“The Annual George E. Kent Lecture is organized and sponsored by the Organization of Black Students, the Black Student Law Association, and the Students for a Free Society.”
Esquire declares that the War on Drugs is over, and drugs won:
The world’s most extensive study of the drug trade has just been published in the medical journal BMJ Open, providing the first “global snapshot” of four decades of the war on drugs. You can already guess the result.
To sum up their most important findings, the average purity of heroin and cocaine have increased, respectively, 60 percent and 11 percent between 1990 and 2007. Cannabis purity is up a whopping 161 percent over that same time.
Not only are drugs way purer than ever, they’re also way, way cheaper. Coke is on an 80 percent discount from 1990, heroin 81 percent, cannabis 86 percent. After a trillion dollars spent on the drug war, now is the greatest time in history to get high.
Via the Huffington Post, the militarization of our police can be turned back, and Radley Balko explains how:
… Read the rest
Today in America, SWAT teams are deployed about 100 to 150 times per day, or about 50,000 times per year – a dramatic increase from the 3,000 or so annual deployments in the early 1980s, or the few hundred in the 1970s. The vast majority of today’s deployments are to serve search warrants for drug crimes. The question is, how could the U.S. roll all of this back?
End the Drug War – Even decriminalization would take away many of the incentives to fight the drug war as if it were an actual war. Your average small town SWAT team would probably continue to exist, at least in the short term. But these teams are expensive to maintain, and without federal funding, it seems likely that many would eventually disband.
End The “Equitable Sharing” Civil Asset Forfeiture Program – Under civil asset forfeiture, police agencies can seize any piece of property – cash, cars, homes – that they can reasonably connect to criminal activity.
Perhaps to be on the safe side, we should prohibit growing plants in general. NBC 5 Dallas–Fort Worth reports:

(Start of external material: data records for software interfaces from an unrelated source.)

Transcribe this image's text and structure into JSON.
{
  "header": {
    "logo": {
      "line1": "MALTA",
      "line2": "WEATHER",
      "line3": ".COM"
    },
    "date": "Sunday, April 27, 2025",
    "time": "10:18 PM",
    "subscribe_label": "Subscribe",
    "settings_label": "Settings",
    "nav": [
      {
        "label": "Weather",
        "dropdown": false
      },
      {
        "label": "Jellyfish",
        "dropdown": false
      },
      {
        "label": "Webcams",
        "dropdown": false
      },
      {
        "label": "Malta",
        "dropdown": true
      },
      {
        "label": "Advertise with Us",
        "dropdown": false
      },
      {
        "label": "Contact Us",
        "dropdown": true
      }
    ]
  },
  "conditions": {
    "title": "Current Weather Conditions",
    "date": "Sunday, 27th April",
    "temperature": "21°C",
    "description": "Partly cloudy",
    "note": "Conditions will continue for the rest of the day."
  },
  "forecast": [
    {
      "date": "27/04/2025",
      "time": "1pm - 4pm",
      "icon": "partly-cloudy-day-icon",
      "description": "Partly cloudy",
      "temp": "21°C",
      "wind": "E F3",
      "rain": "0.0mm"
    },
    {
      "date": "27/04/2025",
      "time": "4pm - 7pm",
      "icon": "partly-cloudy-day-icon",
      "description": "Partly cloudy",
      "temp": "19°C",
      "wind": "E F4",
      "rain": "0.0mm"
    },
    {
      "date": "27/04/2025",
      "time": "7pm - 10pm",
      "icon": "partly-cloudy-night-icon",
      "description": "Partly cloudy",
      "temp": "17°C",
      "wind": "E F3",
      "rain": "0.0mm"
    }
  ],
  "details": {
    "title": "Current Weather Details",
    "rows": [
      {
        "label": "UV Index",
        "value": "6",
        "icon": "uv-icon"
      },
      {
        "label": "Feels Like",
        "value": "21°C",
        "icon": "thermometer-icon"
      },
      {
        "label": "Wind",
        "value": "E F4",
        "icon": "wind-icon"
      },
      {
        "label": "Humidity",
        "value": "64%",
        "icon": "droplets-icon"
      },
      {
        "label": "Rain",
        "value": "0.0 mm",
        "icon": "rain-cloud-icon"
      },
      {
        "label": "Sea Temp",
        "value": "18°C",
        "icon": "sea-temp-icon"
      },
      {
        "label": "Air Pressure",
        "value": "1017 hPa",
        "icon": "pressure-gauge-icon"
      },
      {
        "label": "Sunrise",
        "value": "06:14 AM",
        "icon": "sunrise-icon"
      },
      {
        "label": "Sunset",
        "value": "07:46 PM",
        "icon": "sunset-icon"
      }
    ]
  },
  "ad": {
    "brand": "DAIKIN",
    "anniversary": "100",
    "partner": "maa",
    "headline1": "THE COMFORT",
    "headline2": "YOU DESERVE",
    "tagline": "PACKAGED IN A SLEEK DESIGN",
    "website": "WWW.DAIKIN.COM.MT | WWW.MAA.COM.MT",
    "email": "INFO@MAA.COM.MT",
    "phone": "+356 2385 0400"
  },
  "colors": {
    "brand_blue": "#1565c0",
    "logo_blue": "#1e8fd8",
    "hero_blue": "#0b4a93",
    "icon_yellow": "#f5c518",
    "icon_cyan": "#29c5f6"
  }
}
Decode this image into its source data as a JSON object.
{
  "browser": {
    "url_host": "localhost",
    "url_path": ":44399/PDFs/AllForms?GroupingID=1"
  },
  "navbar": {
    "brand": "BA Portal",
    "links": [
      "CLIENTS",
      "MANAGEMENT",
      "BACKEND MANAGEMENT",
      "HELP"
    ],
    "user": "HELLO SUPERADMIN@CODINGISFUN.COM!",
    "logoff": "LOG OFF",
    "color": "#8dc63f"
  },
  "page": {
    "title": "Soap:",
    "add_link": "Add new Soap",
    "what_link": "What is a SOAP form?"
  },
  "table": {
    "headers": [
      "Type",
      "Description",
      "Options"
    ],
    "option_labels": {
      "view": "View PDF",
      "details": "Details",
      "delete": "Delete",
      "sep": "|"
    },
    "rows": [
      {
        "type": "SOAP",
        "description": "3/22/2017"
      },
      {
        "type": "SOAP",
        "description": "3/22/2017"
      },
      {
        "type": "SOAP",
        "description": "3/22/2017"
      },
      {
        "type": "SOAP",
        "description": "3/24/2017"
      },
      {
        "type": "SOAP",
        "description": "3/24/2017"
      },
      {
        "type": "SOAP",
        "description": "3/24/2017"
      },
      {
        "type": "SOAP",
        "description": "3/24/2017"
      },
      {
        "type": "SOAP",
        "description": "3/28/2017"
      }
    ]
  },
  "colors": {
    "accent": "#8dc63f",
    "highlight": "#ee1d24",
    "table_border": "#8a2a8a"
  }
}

A small organic farm in South Arlington is demanding an apology from police who raided the property in early August. Officers raided the Garden of Eden, a 3.5-acre farm, searching for marijuana in the gardens, according to search warrants. Police did not any drugs.
Quinn Eaker, a resident, told NBC 5 that the six adults who live at the farm were handcuffed when SWAT officers from the Arlington Police Department came to their home with weapons drawn. According to a statement posted on the Garden of Eden’s website, the raid of the farm lasted for an estimated 10 hours.
Code compliance officers mowed the grass on the property and removed wild, cultivated plants including blackberries and okra. Eaker said that the plants police mistook to be marijuana were likely tomatoes: “They can’t even tell the difference between tomato plants and a marijuana drug cartel.”